Tweaks to Medicare. No tax increases. A delayed vote on the tough decisions. More wrangling. Little detail (yet).

Now that he announced a debt deal, President Obama and every pol running for every major office has to explain their positions and why.

"Now, is this the deal I would have preferred?  No, " Obama said.  (Michele Bachmann looks like a hell no, and Jon Huntsman was a reluctant yes).

This appears certain right now: $900 billion is being added to $14 trillion in debt. About $1 trillion is supposed to be cut, but we'll see if that really happens. 

The bill wasn't immediately available after Obama's remarks. When deals are hatched in secrecy, there's often mischief and sloppiness. And there's opportunity. If Congress says no, Obama could decide to raise the debt ceiling on his own and see if he gets sued. 

 A White House talking-point 'fact sheet'was released an hour and 20 minutes after he spoke. 

From AP's breaking story

Racing the clock to avoid a government default, President Barack Obama and Republican congressional leaders reached historic agreement Sunday night on a compromise to permit vital U.S. borrowing by the Treasury in exchange for more than $2 trillion in long-term spending cuts.

Officials said Speaker John Boehner telephoned Obama at mid-evening to say the agreement had been struck.

No votes were expected in either house of Congress until Monday at the earliest, to give rank and file lawmakers to review the package.

Here's the text of Obama's speech. In some ways, this sounds similar to a Sen. Bill Nelson proposal late last week when he called for a two-step plan. John Boehner's point of view is here.

In the short-term, the deal looks like a GOP win. All cuts, it seems. So the debate about the stimulus (spending out of a recession) is officially dead this campaign season. The Bush-era tax cuts, though, expire without an affirmative Congressional vote, or Obama's signature. That could be a liberal/centrist trump card.

Now a "Supercommittee" will come up with recommendations. Congress is to vote up or down on that debt plan (without a Senate filibuster threat it appears).

"This would be an election year disaster for both parties," former Republican Ark. Gov. Mike Huckabee said on FOX moments after the announcement. He said Repubs would balk at cutting defense. Dems would be worried about Medicare cuts. 'But maybe that's why it works,' he said.

And yes, both parties are to blame and drip with hypocrisy. But Republican members of Congress were more vocal about debt under Obama than under Bush, when the GOP repeatedly voted in lockstep to raise the debt ceiling.

Here's why: Two wars. Tax cuts. A new Medicare entitlement program. A bank bailout. All under a Republican president. Then came Obama, the stimulus and the effects of rescuing Detroit. And Dems then voted to temporarily keep the Bush-era tax cuts that they're now partly targeting.

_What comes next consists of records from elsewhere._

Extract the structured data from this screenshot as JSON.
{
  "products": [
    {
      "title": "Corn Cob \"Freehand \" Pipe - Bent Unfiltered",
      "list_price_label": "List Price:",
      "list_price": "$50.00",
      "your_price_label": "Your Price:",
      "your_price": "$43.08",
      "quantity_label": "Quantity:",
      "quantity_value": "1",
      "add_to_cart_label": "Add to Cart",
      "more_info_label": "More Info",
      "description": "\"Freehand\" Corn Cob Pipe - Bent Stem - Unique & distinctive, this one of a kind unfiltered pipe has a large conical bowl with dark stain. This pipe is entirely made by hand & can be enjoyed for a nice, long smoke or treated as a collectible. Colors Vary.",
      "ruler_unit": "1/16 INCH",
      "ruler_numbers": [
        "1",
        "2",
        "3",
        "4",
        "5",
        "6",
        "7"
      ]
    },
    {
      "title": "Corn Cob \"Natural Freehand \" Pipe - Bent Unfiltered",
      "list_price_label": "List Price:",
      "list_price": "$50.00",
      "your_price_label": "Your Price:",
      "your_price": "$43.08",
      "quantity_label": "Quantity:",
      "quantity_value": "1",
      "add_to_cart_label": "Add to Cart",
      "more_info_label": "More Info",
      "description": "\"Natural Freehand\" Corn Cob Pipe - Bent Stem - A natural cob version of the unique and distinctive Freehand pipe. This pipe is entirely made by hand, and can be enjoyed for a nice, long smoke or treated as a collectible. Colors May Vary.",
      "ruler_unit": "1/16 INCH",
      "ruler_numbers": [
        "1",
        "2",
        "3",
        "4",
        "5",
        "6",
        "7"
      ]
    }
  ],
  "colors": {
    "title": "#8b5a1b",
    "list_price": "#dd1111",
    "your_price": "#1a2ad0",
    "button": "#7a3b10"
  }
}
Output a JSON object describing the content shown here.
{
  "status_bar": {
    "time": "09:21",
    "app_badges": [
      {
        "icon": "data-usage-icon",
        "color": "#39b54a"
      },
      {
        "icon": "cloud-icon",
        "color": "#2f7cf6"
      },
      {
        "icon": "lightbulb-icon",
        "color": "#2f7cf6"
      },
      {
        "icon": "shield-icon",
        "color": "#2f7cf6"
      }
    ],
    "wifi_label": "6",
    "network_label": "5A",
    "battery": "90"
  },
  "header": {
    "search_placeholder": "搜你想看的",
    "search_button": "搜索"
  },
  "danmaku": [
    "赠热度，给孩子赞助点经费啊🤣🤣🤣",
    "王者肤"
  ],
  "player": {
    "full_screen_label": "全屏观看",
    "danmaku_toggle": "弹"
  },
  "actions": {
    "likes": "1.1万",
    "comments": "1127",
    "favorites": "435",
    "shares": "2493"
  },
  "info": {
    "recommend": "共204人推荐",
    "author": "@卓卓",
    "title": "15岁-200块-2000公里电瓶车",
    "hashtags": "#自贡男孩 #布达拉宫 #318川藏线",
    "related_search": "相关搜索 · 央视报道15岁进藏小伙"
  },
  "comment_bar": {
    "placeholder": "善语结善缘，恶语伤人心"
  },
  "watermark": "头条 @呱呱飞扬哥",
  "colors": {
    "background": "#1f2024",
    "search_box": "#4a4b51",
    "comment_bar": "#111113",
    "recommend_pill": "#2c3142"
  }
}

Eat cake. Lose weight. 

If Congress stalls on this plan, President Obama, who has taken a beating in the polls, could use this as an opportunity to campaign against the much-loathed body of pols (if not the entire Republican Party). Or it could be a "disaster" for him, too. Right now, his policy positions have been on the right side of public opinion. But that hasn't helped so far.

In some ways, polls are the problem because the American people are a big part of the problem. Polls show we want no major cuts, no tax increases and more spending on pricey programs we like. Congress is doing what any smart pol does: panders.

And we eat it up like cake. But we don't lose weight.

Hold the peas, Mr. President.